    Right there is a situation that was handle in a socially appropriate anner and it would not have been possible without the help of parents and therapists.
    And during the session, there are a million little interactions that the therapist can help the kids with.
    I would not expect big results right away. But I am convinced it helps V as well as my other 2: Sweet Pea is stimulated and tries her best to talk (she is so cute!)and Partner is learning patience, empathy and also learns that he can have fun with all kinds of kids.
    If I were you, I would want to witness a few session in order to get a better idea. Would it be possible? I don't see why not. You can explain that your goal is also to learn from it.
  6. Malika

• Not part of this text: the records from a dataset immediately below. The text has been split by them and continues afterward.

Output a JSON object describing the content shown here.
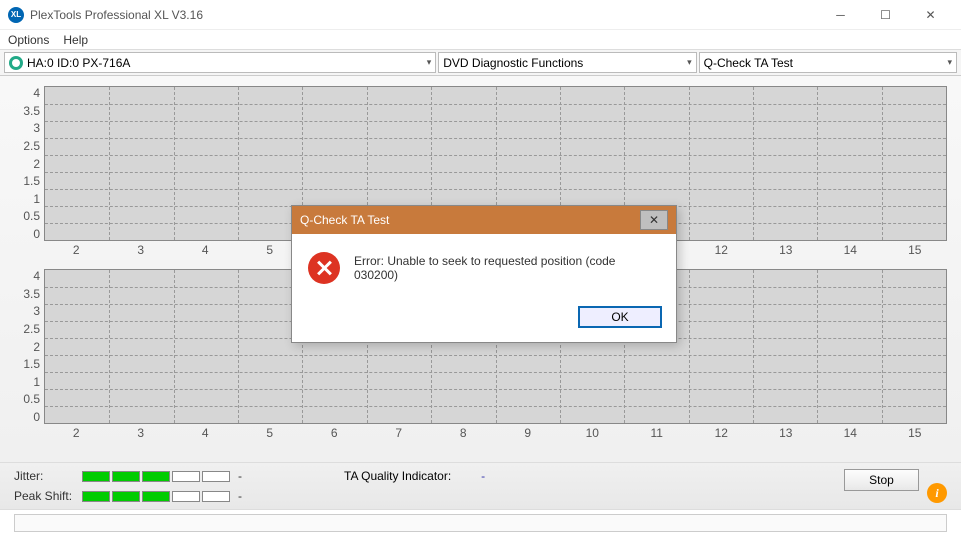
{
  "window": {
    "title": "PlexTools Professional XL V3.16",
    "app_icon_text": "XL"
  },
  "menu": {
    "options": "Options",
    "help": "Help"
  },
  "toolbar": {
    "device": "HA:0 ID:0  PX-716A",
    "category": "DVD Diagnostic Functions",
    "test": "Q-Check TA Test"
  },
  "chart_data": [
    {
      "type": "line",
      "x": [
        2,
        3,
        4,
        5,
        6,
        7,
        8,
        9,
        10,
        11,
        12,
        13,
        14,
        15
      ],
      "ylim": [
        0,
        4.5
      ],
      "yticks": [
        0,
        0.5,
        1,
        1.5,
        2,
        2.5,
        3,
        3.5,
        4
      ],
      "series": []
    },
    {
      "type": "line",
      "x": [
        2,
        3,
        4,
        5,
        6,
        7,
        8,
        9,
        10,
        11,
        12,
        13,
        14,
        15
      ],
      "ylim": [
        0,
        4.5
      ],
      "yticks": [
        0,
        0.5,
        1,
        1.5,
        2,
        2.5,
        3,
        3.5,
        4
      ],
      "series": []
    }
  ],
  "yticks_text": [
    "4",
    "3.5",
    "3",
    "2.5",
    "2",
    "1.5",
    "1",
    "0.5",
    "0"
  ],
  "xticks_text": [
    "2",
    "3",
    "4",
    "5",
    "6",
    "7",
    "8",
    "9",
    "10",
    "11",
    "12",
    "13",
    "14",
    "15"
  ],
  "status": {
    "jitter_label": "Jitter:",
    "peak_shift_label": "Peak Shift:",
    "jitter_segments": [
      true,
      true,
      true,
      false,
      false
    ],
    "peak_shift_segments": [
      true,
      true,
      true,
      false,
      false
    ],
    "jitter_value": "-",
    "peak_shift_value": "-",
    "ta_label": "TA Quality Indicator:",
    "ta_value": "-",
    "stop_label": "Stop",
    "info_icon_text": "i"
  },
  "dialog": {
    "title": "Q-Check TA Test",
    "message": "Error: Unable to seek to requested position (code 030200)",
    "ok_label": "OK"
  }
}
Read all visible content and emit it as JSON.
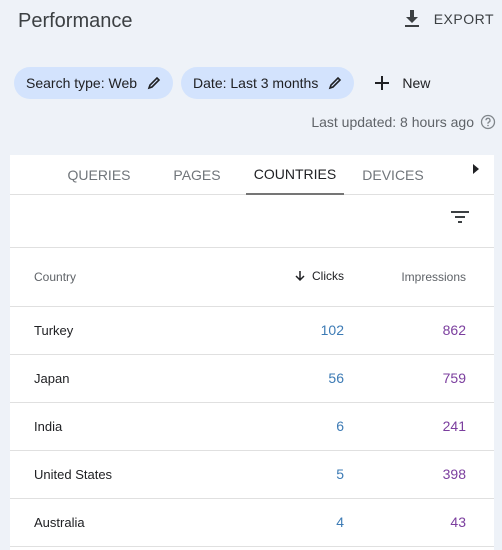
{
  "header": {
    "title": "Performance",
    "export_label": "EXPORT"
  },
  "filters": {
    "chips": [
      {
        "label": "Search type: Web"
      },
      {
        "label": "Date: Last 3 months"
      }
    ],
    "new_label": "New"
  },
  "status": {
    "last_updated": "Last updated: 8 hours ago"
  },
  "tabs": [
    {
      "label": "QUERIES",
      "active": false
    },
    {
      "label": "PAGES",
      "active": false
    },
    {
      "label": "COUNTRIES",
      "active": true
    },
    {
      "label": "DEVICES",
      "active": false
    }
  ],
  "table": {
    "columns": {
      "country": "Country",
      "clicks": "Clicks",
      "impressions": "Impressions"
    },
    "sort_column": "clicks",
    "sort_direction": "desc",
    "rows": [
      {
        "country": "Turkey",
        "clicks": "102",
        "impressions": "862"
      },
      {
        "country": "Japan",
        "clicks": "56",
        "impressions": "759"
      },
      {
        "country": "India",
        "clicks": "6",
        "impressions": "241"
      },
      {
        "country": "United States",
        "clicks": "5",
        "impressions": "398"
      },
      {
        "country": "Australia",
        "clicks": "4",
        "impressions": "43"
      }
    ]
  },
  "colors": {
    "background": "#eef2f8",
    "chip": "#d3e3fd",
    "clicks": "#3d7bb5",
    "impressions": "#7b3e9e"
  }
}
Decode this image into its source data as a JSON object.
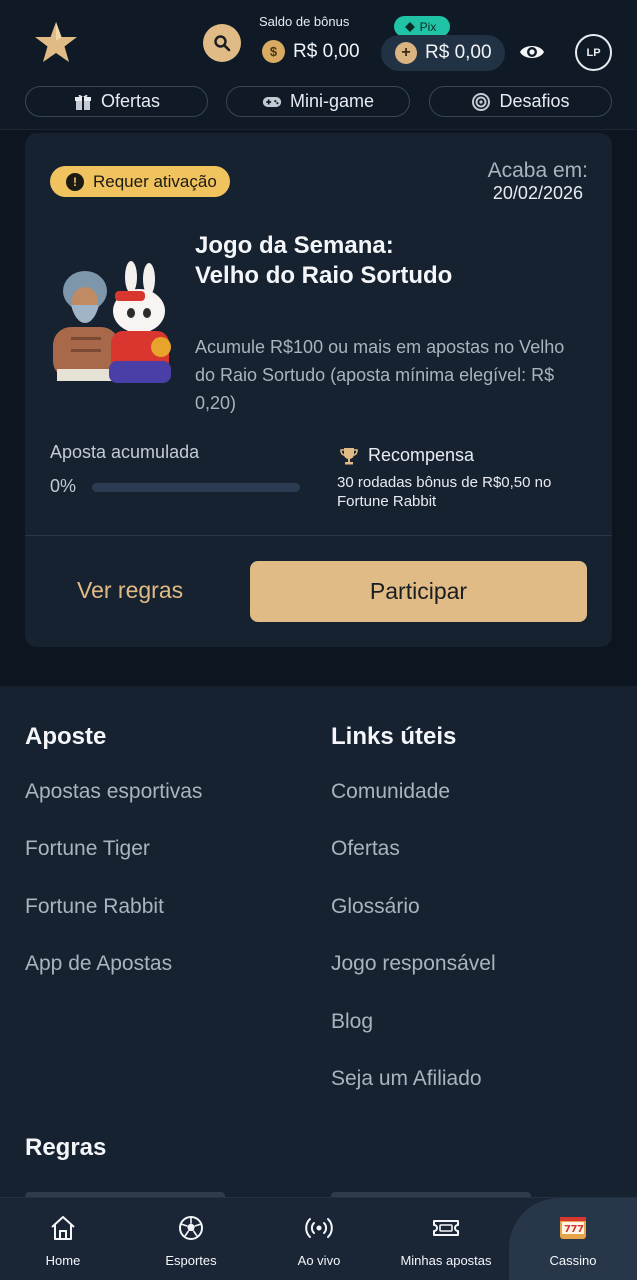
{
  "header": {
    "bonus_label": "Saldo de bônus",
    "bonus_value": "R$ 0,00",
    "pix_label": "Pix",
    "balance_value": "R$ 0,00",
    "avatar_initials": "LP",
    "tabs": [
      {
        "label": "Ofertas",
        "icon": "gift-icon"
      },
      {
        "label": "Mini-game",
        "icon": "gamepad-icon"
      },
      {
        "label": "Desafios",
        "icon": "target-icon"
      }
    ]
  },
  "card": {
    "status_badge": "Requer ativação",
    "ends_label": "Acaba em:",
    "ends_date": "20/02/2026",
    "title_line1": "Jogo da Semana:",
    "title_line2": "Velho do Raio Sortudo",
    "description": "Acumule R$100 ou mais em apostas no Velho do Raio Sortudo (aposta mínima elegível: R$ 0,20)",
    "accumulated_label": "Aposta acumulada",
    "progress_text": "0%",
    "progress_fraction": 0,
    "reward_label": "Recompensa",
    "reward_text": "30 rodadas bônus de R$0,50 no Fortune Rabbit",
    "rules_link": "Ver regras",
    "join_button": "Participar"
  },
  "footer": {
    "col1_title": "Aposte",
    "col1_links": [
      "Apostas esportivas",
      "Fortune Tiger",
      "Fortune Rabbit",
      "App de Apostas"
    ],
    "col2_title": "Links úteis",
    "col2_links": [
      "Comunidade",
      "Ofertas",
      "Glossário",
      "Jogo responsável",
      "Blog",
      "Seja um Afiliado"
    ],
    "rules_title": "Regras"
  },
  "bottom_nav": [
    {
      "label": "Home",
      "icon": "home-icon"
    },
    {
      "label": "Esportes",
      "icon": "soccer-ball-icon"
    },
    {
      "label": "Ao vivo",
      "icon": "live-broadcast-icon"
    },
    {
      "label": "Minhas apostas",
      "icon": "ticket-icon"
    },
    {
      "label": "Cassino",
      "icon": "slot-machine-icon",
      "active": true
    }
  ],
  "colors": {
    "accent": "#e0bb85",
    "background": "#0d1520",
    "card": "#172231",
    "warning": "#f0c35e",
    "pix": "#20c3a6"
  }
}
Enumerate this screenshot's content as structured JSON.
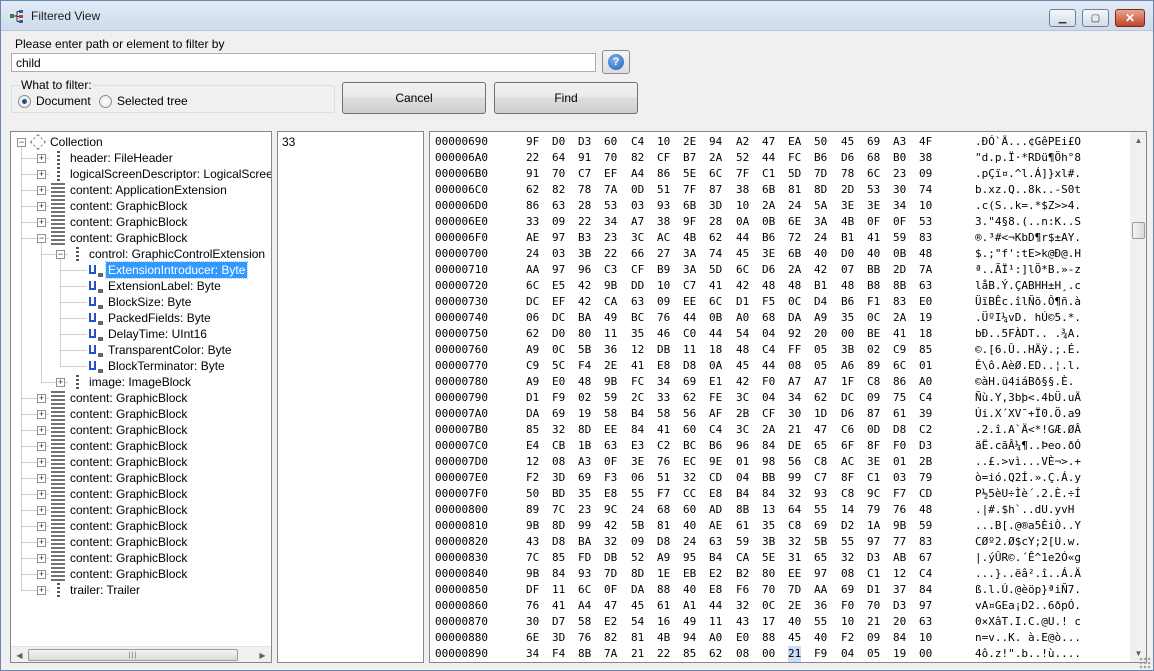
{
  "window": {
    "title": "Filtered View"
  },
  "filter": {
    "prompt": "Please enter path or element to filter by",
    "path_value": "child",
    "help_label": "?",
    "what_to_filter_label": "What to filter:",
    "options": [
      "Document",
      "Selected tree"
    ],
    "selected_option": "Document",
    "cancel_label": "Cancel",
    "find_label": "Find"
  },
  "tree": [
    {
      "depth": 0,
      "label": "Collection",
      "expander": "-",
      "icon": "collection-icon"
    },
    {
      "depth": 1,
      "label": "header: FileHeader",
      "expander": "+",
      "icon": "node-icon"
    },
    {
      "depth": 1,
      "label": "logicalScreenDescriptor: LogicalScreenDe",
      "expander": "+",
      "icon": "node-icon"
    },
    {
      "depth": 1,
      "label": "content: ApplicationExtension",
      "expander": "+",
      "icon": "block-icon"
    },
    {
      "depth": 1,
      "label": "content: GraphicBlock",
      "expander": "+",
      "icon": "block-icon"
    },
    {
      "depth": 1,
      "label": "content: GraphicBlock",
      "expander": "+",
      "icon": "block-icon"
    },
    {
      "depth": 1,
      "label": "content: GraphicBlock",
      "expander": "-",
      "icon": "block-icon"
    },
    {
      "depth": 2,
      "label": "control: GraphicControlExtension",
      "expander": "-",
      "icon": "node-icon"
    },
    {
      "depth": 3,
      "label": "ExtensionIntroducer: Byte",
      "expander": "",
      "icon": "field-icon",
      "selected": true
    },
    {
      "depth": 3,
      "label": "ExtensionLabel: Byte",
      "expander": "",
      "icon": "field-icon"
    },
    {
      "depth": 3,
      "label": "BlockSize: Byte",
      "expander": "",
      "icon": "field-icon"
    },
    {
      "depth": 3,
      "label": "PackedFields: Byte",
      "expander": "",
      "icon": "field-icon"
    },
    {
      "depth": 3,
      "label": "DelayTime: UInt16",
      "expander": "",
      "icon": "field-icon"
    },
    {
      "depth": 3,
      "label": "TransparentColor: Byte",
      "expander": "",
      "icon": "field-icon"
    },
    {
      "depth": 3,
      "label": "BlockTerminator: Byte",
      "expander": "",
      "icon": "field-icon"
    },
    {
      "depth": 2,
      "label": "image: ImageBlock",
      "expander": "+",
      "icon": "node-icon"
    },
    {
      "depth": 1,
      "label": "content: GraphicBlock",
      "expander": "+",
      "icon": "block-icon"
    },
    {
      "depth": 1,
      "label": "content: GraphicBlock",
      "expander": "+",
      "icon": "block-icon"
    },
    {
      "depth": 1,
      "label": "content: GraphicBlock",
      "expander": "+",
      "icon": "block-icon"
    },
    {
      "depth": 1,
      "label": "content: GraphicBlock",
      "expander": "+",
      "icon": "block-icon"
    },
    {
      "depth": 1,
      "label": "content: GraphicBlock",
      "expander": "+",
      "icon": "block-icon"
    },
    {
      "depth": 1,
      "label": "content: GraphicBlock",
      "expander": "+",
      "icon": "block-icon"
    },
    {
      "depth": 1,
      "label": "content: GraphicBlock",
      "expander": "+",
      "icon": "block-icon"
    },
    {
      "depth": 1,
      "label": "content: GraphicBlock",
      "expander": "+",
      "icon": "block-icon"
    },
    {
      "depth": 1,
      "label": "content: GraphicBlock",
      "expander": "+",
      "icon": "block-icon"
    },
    {
      "depth": 1,
      "label": "content: GraphicBlock",
      "expander": "+",
      "icon": "block-icon"
    },
    {
      "depth": 1,
      "label": "content: GraphicBlock",
      "expander": "+",
      "icon": "block-icon"
    },
    {
      "depth": 1,
      "label": "content: GraphicBlock",
      "expander": "+",
      "icon": "block-icon"
    },
    {
      "depth": 1,
      "label": "trailer: Trailer",
      "expander": "+",
      "icon": "node-icon"
    }
  ],
  "offset_value": "33",
  "hex": {
    "rows": [
      {
        "addr": "00000690",
        "bytes": "9F D0 D3 60 C4 10 2E 94 A2 47 EA 50 45 69 A3 4F",
        "ascii": ".ÐÓ`Ä...¢GêPEi£O"
      },
      {
        "addr": "000006A0",
        "bytes": "22 64 91 70 82 CF B7 2A 52 44 FC B6 D6 68 B0 38",
        "ascii": "\"d.p.Ï·*RDü¶Öh°8"
      },
      {
        "addr": "000006B0",
        "bytes": "91 70 C7 EF A4 86 5E 6C 7F C1 5D 7D 78 6C 23 09",
        "ascii": ".pÇï¤.^l.Á]}xl#."
      },
      {
        "addr": "000006C0",
        "bytes": "62 82 78 7A 0D 51 7F 87 38 6B 81 8D 2D 53 30 74",
        "ascii": "b.xz.Q..8k..-S0t"
      },
      {
        "addr": "000006D0",
        "bytes": "86 63 28 53 03 93 6B 3D 10 2A 24 5A 3E 3E 34 10",
        "ascii": ".c(S..k=.*$Z>>4."
      },
      {
        "addr": "000006E0",
        "bytes": "33 09 22 34 A7 38 9F 28 0A 0B 6E 3A 4B 0F 0F 53",
        "ascii": "3.\"4§8.(..n:K..S"
      },
      {
        "addr": "000006F0",
        "bytes": "AE 97 B3 23 3C AC 4B 62 44 B6 72 24 B1 41 59 83",
        "ascii": "®.³#<¬KbD¶r$±AY."
      },
      {
        "addr": "00000700",
        "bytes": "24 03 3B 22 66 27 3A 74 45 3E 6B 40 D0 40 0B 48",
        "ascii": "$.;\"f':tE>k@Ð@.H"
      },
      {
        "addr": "00000710",
        "bytes": "AA 97 96 C3 CF B9 3A 5D 6C D6 2A 42 07 BB 2D 7A",
        "ascii": "ª..ÃÏ¹:]lÖ*B.»-z"
      },
      {
        "addr": "00000720",
        "bytes": "6C E5 42 9B DD 10 C7 41 42 48 48 B1 48 B8 8B 63",
        "ascii": "låB.Ý.ÇABHH±H¸.c"
      },
      {
        "addr": "00000730",
        "bytes": "DC EF 42 CA 63 09 EE 6C D1 F5 0C D4 B6 F1 83 E0",
        "ascii": "ÜïBÊc.îlÑõ.Ô¶ñ.à"
      },
      {
        "addr": "00000740",
        "bytes": "06 DC BA 49 BC 76 44 0B A0 68 DA A9 35 0C 2A 19",
        "ascii": ".ÜºI¼vD. hÚ©5.*."
      },
      {
        "addr": "00000750",
        "bytes": "62 D0 80 11 35 46 C0 44 54 04 92 20 00 BE 41 18",
        "ascii": "bÐ..5FÀDT.. .¾A."
      },
      {
        "addr": "00000760",
        "bytes": "A9 0C 5B 36 12 DB 11 18 48 C4 FF 05 3B 02 C9 85",
        "ascii": "©.[6.Û..HÄÿ.;.É."
      },
      {
        "addr": "00000770",
        "bytes": "C9 5C F4 2E 41 E8 D8 0A 45 44 08 05 A6 89 6C 01",
        "ascii": "É\\ô.AèØ.ED..¦.l."
      },
      {
        "addr": "00000780",
        "bytes": "A9 E0 48 9B FC 34 69 E1 42 F0 A7 A7 1F C8 86 A0",
        "ascii": "©àH.ü4iáBð§§.È. "
      },
      {
        "addr": "00000790",
        "bytes": "D1 F9 02 59 2C 33 62 FE 3C 04 34 62 DC 09 75 C4",
        "ascii": "Ñù.Y,3bþ<.4bÜ.uÄ"
      },
      {
        "addr": "000007A0",
        "bytes": "DA 69 19 58 B4 58 56 AF 2B CF 30 1D D6 87 61 39",
        "ascii": "Úi.X´XV¯+Ï0.Ö.a9"
      },
      {
        "addr": "000007B0",
        "bytes": "85 32 8D EE 84 41 60 C4 3C 2A 21 47 C6 0D D8 C2",
        "ascii": ".2.î.A`Ä<*!GÆ.ØÂ"
      },
      {
        "addr": "000007C0",
        "bytes": "E4 CB 1B 63 E3 C2 BC B6 96 84 DE 65 6F 8F F0 D3",
        "ascii": "äË.cãÂ¼¶..Þeo.ðÓ"
      },
      {
        "addr": "000007D0",
        "bytes": "12 08 A3 0F 3E 76 EC 9E 01 98 56 C8 AC 3E 01 2B",
        "ascii": "..£.>vì...VÈ¬>.+"
      },
      {
        "addr": "000007E0",
        "bytes": "F2 3D 69 F3 06 51 32 CD 04 BB 99 C7 8F C1 03 79",
        "ascii": "ò=ió.Q2Í.».Ç.Á.y"
      },
      {
        "addr": "000007F0",
        "bytes": "50 BD 35 E8 55 F7 CC E8 B4 84 32 93 C8 9C F7 CD",
        "ascii": "P½5èU÷Ìè´.2.È.÷Í"
      },
      {
        "addr": "00000800",
        "bytes": "89 7C 23 9C 24 68 60 AD 8B 13 64 55 14 79 76 48",
        "ascii": ".|#.$h`..dU.yvH"
      },
      {
        "addr": "00000810",
        "bytes": "9B 8D 99 42 5B 81 40 AE 61 35 C8 69 D2 1A 9B 59",
        "ascii": "...B[.@®a5ÈiÒ..Y"
      },
      {
        "addr": "00000820",
        "bytes": "43 D8 BA 32 09 D8 24 63 59 3B 32 5B 55 97 77 83",
        "ascii": "CØº2.Ø$cY;2[U.w."
      },
      {
        "addr": "00000830",
        "bytes": "7C 85 FD DB 52 A9 95 B4 CA 5E 31 65 32 D3 AB 67",
        "ascii": "|.ýÛR©.´Ê^1e2Ó«g"
      },
      {
        "addr": "00000840",
        "bytes": "9B 84 93 7D 8D 1E EB E2 B2 80 EE 97 08 C1 12 C4",
        "ascii": "...}..ëâ².î..Á.Ä"
      },
      {
        "addr": "00000850",
        "bytes": "DF 11 6C 0F DA 88 40 E8 F6 70 7D AA 69 D1 37 84",
        "ascii": "ß.l.Ú.@èöp}ªiÑ7."
      },
      {
        "addr": "00000860",
        "bytes": "76 41 A4 47 45 61 A1 44 32 0C 2E 36 F0 70 D3 97",
        "ascii": "vA¤GEa¡D2..6ðpÓ."
      },
      {
        "addr": "00000870",
        "bytes": "30 D7 58 E2 54 16 49 11 43 17 40 55 10 21 20 63",
        "ascii": "0×XâT.I.C.@U.! c"
      },
      {
        "addr": "00000880",
        "bytes": "6E 3D 76 82 81 4B 94 A0 E0 88 45 40 F2 09 84 10",
        "ascii": "n=v..K. à.E@ò..."
      },
      {
        "addr": "00000890",
        "bytes": "34 F4 8B 7A 21 22 85 62 08 00 21 F9 04 05 19 00",
        "ascii": "4ô.z!\".b..!ù....",
        "highlight_index": 10
      }
    ]
  }
}
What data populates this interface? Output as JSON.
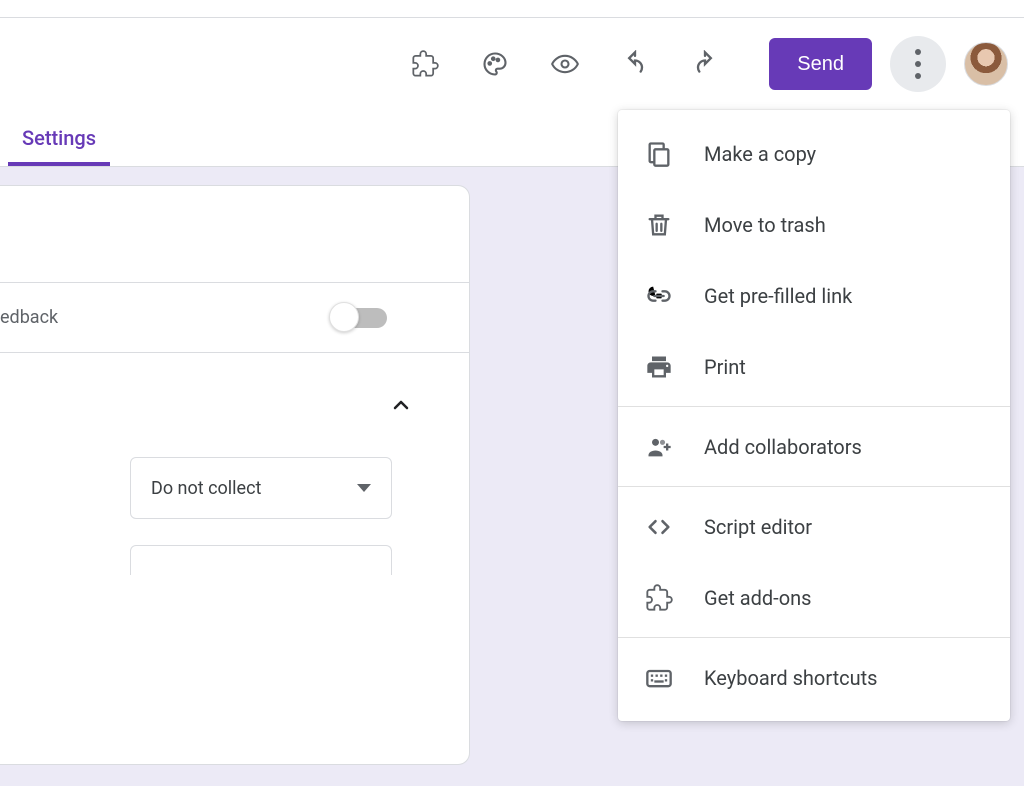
{
  "toolbar": {
    "send_label": "Send"
  },
  "tabs": {
    "settings": "Settings"
  },
  "settings": {
    "feedback_label": "edback",
    "collect_select": "Do not collect"
  },
  "menu": {
    "make_copy": "Make a copy",
    "move_trash": "Move to trash",
    "prefilled": "Get pre-filled link",
    "print": "Print",
    "collaborators": "Add collaborators",
    "script": "Script editor",
    "addons": "Get add-ons",
    "keyboard": "Keyboard shortcuts"
  }
}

    Malika Well-Known Member

    This is all helpful, thank you. Ktllc, you have been out of France too long :) I can just imagine the look the professionals will give me if I ask to come in on the group... that's not the way it's done, they will say!! Besides which, J will act up and be different if I am present. Your group sounds great, much more natural and helpful to the children since all the parents are present.
    I think the problems of the children are too diverse. J's problem isn't in interacting with other kids per se - making connections, being friendly, starting up a conversation and keeping it going. It's that he's too wild and hyperactive, leaping and rushing about too much, too focused on his own sensory dance particularly in new situations. And I just don't see how any force on earth other than medication could stop him doing that because he doesn't have that much control over it.
    They're doing their best, I am grateful for the offer of help as I say, but I'm having trouble seeing how this could make any difference to J.
  7. Ktllc

    Ktllc New Member

    If the hyperactivity is your main problem, you could try introducing J to the program "how does my engine run". We recently try doing it again with V (with help of his Occupational Therapist (OT)) but V is way to litteral to understand it and we were not able to explain it to him...
    You might have better luck! The idea is not all that complicated: a race car goes real fast, zoom zoom through everything and therfor, sometimes, knocks things down if it drives through a regular street or play ground. There are a place for a race car: the race track. J cannot fonction as a race car all the time, otherwise he might have negative consequences (need to find examples he can relate to)
    Than you have a car that runs just right (maybe your family car?) and that's really nice for everyone involved because it has time to pay attention to its surrounding and can speed up and slow down in a controlled manner.
    Than the slow car: needs gaz, can't really run good. You get the idea.
    If J does not relate to cars, he can pick animals (cheetah, dog and turtle maybe or whatever he wants really).
    The main idea is for him to let you know how he feels at specific moments: "I feel like a race car because I can't stop running and jumping". Once he can identify it, then you can offer activities to help him slow down and bring him back to the state of the car that runs just right.
    I'll email you some word cards that explain different activities that could help him slow down. I've selected the ones that are calming for V, J could of course react differently.
    V is not or at least does not appear to be as active as J, but we are havng issues again. He is in constant motion and even stiming every now and then (somethings I had never seen him do before). But to answer your questions: YES, one can help a child slow down without medications. It's the matter of finding the right sensory diet for the child.
  8. whatamess

    whatamess New Member

    "How does my Engine Run?" is a good idea, also, popular in schools for social skills is a program called "Super Flex" which uses cartoon characters to represent thought processes, moods, negative characteristics and Super Flex is the super hero who tries to understand these 'enemies' and defeat them. I think J really might enjoy learning about this program.